The Australian Government is turning a new leaf, aiming to make the country technologically able and adaptable. To do this, innovative technology must work in tandem with public policy. This occurs through greater private and public sector collaboration.
It was recently announced that the Australian Financial Systems Inquiry (FSI) report will deliver on the proposal for a fintech committee and a framework for nationally federated digital identities.
The Australian Government is to deliver this framework for digital identities due to the demand for paperless authentication. The FSI highlighted the key benefits of such a mechanism. A nationally federated digital identity would improve efficiency, increase security measures, minimise costs, and ease the authentication process. These benefits were accepted by government as legitimate cause to create the framework.
The Australian Digital Transformation Office has been tasked with creating the framework for a nationally federated digital identity. We recently reported that the office is working on a Digital Transformation Programme to boost innovation and government service virtualisation.
All public and private sectors are prone to adapting to modernisation. Financial institutions could especially deliver greater services with the integration of advanced ICT.
The delivery of a Fintech Committee is said to help spur innovation collaboration between public and private sector bodies. In aligning with the public sector, private bodies can make sure that regulations and policy adjust to digital transformation measures.
This Fintech Committee will give emerging companies opportunities to engage with government. It would also be tasked with making sure government is responding appropriately to innovation in the financial sector.

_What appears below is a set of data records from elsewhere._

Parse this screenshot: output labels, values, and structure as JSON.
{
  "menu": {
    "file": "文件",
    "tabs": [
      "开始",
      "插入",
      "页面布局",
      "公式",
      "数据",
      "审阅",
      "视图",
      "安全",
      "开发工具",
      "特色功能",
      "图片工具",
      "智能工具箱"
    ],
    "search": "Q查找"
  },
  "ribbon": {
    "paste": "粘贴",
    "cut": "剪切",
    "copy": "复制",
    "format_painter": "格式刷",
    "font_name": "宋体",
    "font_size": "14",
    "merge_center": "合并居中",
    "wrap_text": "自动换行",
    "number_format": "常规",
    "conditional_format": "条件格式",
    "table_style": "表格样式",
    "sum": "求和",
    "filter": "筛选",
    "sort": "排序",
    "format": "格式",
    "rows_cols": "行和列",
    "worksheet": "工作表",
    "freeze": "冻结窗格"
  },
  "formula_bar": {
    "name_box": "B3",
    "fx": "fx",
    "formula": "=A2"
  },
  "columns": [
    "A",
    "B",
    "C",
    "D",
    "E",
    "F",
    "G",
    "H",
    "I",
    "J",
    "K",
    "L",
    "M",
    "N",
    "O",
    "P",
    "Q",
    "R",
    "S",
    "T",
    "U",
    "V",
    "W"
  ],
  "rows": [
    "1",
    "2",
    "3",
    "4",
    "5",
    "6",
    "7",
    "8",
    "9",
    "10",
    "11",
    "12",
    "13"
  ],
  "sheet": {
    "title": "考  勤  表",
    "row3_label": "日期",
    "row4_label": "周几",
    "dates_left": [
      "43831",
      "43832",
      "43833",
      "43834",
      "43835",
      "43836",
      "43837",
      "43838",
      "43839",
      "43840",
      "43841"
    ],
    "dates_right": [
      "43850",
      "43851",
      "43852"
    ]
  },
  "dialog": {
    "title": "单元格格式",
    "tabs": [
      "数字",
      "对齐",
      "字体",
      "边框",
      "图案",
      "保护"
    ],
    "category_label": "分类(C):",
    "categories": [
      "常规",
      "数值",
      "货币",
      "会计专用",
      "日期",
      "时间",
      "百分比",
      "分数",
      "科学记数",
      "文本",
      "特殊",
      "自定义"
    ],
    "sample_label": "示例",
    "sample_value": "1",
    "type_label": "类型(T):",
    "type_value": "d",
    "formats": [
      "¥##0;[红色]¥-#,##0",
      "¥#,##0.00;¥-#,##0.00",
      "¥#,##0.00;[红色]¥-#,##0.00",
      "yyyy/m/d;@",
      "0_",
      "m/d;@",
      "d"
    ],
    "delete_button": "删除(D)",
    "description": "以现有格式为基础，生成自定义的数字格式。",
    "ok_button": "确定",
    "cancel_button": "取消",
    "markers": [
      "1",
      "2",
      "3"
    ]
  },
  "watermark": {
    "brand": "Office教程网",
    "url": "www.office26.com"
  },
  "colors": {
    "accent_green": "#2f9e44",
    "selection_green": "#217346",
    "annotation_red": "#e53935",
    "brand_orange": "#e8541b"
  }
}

The Fintech Committee proposal is to take shape by the middle of 2016. It will be linked to the ASIC digital finance advisory committee so as to not replicate work.